Most of the Nobility in Britain were already Latinized by that time. In fact, they and the urban population of such cities as Londinium, Eboricum and Camulodunum were virtually the only ones who were.

 By the time that the conditions in Britain had become truly dire, the whole of the empire had decayed too much moraly, militarily and culturally that the will of the Romans was just outdone by the will of the native peoples.  The same is true for the empire in general.

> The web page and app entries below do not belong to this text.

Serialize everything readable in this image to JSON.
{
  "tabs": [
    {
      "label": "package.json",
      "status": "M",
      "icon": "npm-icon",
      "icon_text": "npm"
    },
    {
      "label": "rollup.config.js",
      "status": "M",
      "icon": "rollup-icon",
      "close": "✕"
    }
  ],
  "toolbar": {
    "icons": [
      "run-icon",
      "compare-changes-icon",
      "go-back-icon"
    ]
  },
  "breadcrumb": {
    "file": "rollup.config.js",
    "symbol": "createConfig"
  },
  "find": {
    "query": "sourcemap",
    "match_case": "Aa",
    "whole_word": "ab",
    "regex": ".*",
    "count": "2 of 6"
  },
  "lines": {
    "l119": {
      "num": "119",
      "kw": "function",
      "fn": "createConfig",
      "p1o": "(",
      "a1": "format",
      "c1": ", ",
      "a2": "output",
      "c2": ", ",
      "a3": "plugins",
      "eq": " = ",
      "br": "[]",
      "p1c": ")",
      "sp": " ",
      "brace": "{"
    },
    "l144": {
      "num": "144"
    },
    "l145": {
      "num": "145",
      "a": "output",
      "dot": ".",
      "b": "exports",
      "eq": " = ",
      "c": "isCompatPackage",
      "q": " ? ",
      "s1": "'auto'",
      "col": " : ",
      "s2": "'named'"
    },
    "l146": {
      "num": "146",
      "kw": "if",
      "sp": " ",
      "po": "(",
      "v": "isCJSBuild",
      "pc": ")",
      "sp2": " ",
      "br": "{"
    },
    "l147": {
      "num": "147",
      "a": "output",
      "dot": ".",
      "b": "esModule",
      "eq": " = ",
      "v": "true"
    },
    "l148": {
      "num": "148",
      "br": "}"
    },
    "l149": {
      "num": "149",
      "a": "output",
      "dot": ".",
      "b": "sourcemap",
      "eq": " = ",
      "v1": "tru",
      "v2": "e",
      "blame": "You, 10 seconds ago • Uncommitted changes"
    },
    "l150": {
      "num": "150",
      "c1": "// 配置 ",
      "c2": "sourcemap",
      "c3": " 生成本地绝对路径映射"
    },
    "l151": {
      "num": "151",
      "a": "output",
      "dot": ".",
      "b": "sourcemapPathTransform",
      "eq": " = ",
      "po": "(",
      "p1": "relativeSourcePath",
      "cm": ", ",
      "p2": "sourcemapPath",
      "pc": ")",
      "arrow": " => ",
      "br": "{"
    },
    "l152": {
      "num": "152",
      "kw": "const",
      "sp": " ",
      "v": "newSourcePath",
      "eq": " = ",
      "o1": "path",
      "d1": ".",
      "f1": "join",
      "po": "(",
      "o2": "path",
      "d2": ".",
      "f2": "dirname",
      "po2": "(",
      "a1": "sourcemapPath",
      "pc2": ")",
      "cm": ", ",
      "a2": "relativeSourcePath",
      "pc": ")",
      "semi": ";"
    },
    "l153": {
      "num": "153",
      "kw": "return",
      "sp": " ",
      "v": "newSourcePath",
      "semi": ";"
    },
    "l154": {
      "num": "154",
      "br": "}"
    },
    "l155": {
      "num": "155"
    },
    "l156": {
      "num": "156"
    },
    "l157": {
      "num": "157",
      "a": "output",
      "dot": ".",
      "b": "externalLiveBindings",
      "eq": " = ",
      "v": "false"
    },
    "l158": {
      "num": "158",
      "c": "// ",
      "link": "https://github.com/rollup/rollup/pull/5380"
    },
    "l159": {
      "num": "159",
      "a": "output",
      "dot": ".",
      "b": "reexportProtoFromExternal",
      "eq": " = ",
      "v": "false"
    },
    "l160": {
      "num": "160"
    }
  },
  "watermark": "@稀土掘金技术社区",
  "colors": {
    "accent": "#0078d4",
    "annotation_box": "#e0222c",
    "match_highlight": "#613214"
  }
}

The vibrance of the "younger peoples" was simply more than the apathetic Romans could bear.

Back to Top
Roughneck View Drop Down
Pretorian
Pretorian
Avatar

Joined: 02-Aug-2004
Location: United States
Online Status: Offline
Posts: 192
  Quote Roughneck Quote  Post ReplyReply Direct Link To This Post Posted: 26-Aug-2004 at 01:02
After Boudica I don't think Rome did face many rebellions, and the Britons didn't force them out.  The legions were withdrawn to protect Rome.
[IMG]http://img160.exs.cx/img160/7417/14678932fstore0pc.jpg">
Back to Top
Dawn View Drop Down
Suspended
Suspended

Suspended

Joined: 02-Aug-2004
Online Status: Offline
Posts: 3148
  Quote Dawn Quote  Post ReplyReply Direct Link To This Post Posted: 27-Aug-2004 at 13:24
They did face a few revolts after Boudicca's: two in the second centery that I rememer for surebut they faced more of a problem after that with would be emporers coming out of Britannia (half a dozen or more IIRC)and outside invation attemps. 
Back to Top
rider View Drop Down
Tsar
Tsar

Suspended

Joined: 09-Aug-2004
Online Status: Offline
Posts: 4664
  Quote rider Quote  Post ReplyReply Direct Link To This Post Posted: 27-Aug-2004 at 13:44
emperors of britain...that would be cool... how many legiones were stationed there.
Back to Top
Dawn View Drop Down
Suspended
Suspended

Suspended

Joined: 02-Aug-2004
Online Status: Offline
Posts: 3148
  Quote Dawn Quote  Post ReplyReply Direct Link To This Post Posted: 27-Aug-2004 at 13:52

 3  at most times IIRC



Edited by Dawn
Back to Top
 Post Reply Post Reply

Forum Jump Forum Permissions View Drop Down

Bulletin Board Software by Web Wiz Forums® version 9.56a [Free Express Edition]
Copyright ©2001-2009 Web Wiz

This page was generated in 0.122 seconds.